■ Work required ■
List the lines of this listing that hold the word "民俗資料写真".

Data listing below:

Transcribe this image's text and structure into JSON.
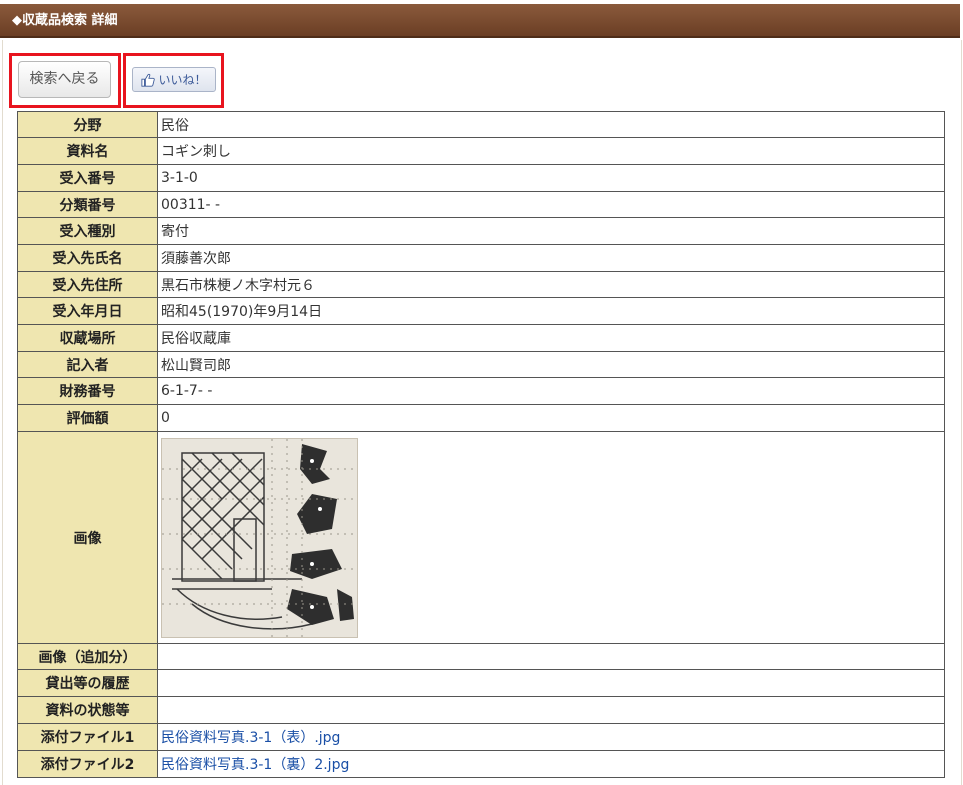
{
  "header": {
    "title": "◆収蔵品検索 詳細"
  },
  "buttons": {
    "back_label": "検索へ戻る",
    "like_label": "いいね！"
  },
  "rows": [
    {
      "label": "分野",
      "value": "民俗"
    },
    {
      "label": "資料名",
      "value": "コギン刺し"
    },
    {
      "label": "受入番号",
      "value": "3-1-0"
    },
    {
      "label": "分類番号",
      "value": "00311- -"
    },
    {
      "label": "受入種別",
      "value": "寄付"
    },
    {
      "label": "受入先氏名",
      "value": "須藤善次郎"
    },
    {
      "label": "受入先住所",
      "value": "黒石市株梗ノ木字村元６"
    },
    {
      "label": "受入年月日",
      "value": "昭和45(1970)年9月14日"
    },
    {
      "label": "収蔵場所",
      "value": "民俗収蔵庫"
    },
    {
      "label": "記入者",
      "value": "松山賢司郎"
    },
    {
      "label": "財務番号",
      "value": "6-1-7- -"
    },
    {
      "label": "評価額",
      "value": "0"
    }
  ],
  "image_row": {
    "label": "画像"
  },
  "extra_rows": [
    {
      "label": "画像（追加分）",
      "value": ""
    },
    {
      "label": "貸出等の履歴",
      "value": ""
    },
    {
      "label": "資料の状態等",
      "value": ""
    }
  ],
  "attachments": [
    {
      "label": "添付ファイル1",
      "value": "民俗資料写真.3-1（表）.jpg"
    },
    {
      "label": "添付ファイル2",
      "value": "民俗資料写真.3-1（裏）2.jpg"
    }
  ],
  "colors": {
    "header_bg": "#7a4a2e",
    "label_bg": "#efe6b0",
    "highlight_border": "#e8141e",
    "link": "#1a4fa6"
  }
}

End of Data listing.

■ Result for this task ■
      "value": "民俗資料写真.3-1（表）.jpg"
      "value": "民俗資料写真.3-1（裏）2.jpg"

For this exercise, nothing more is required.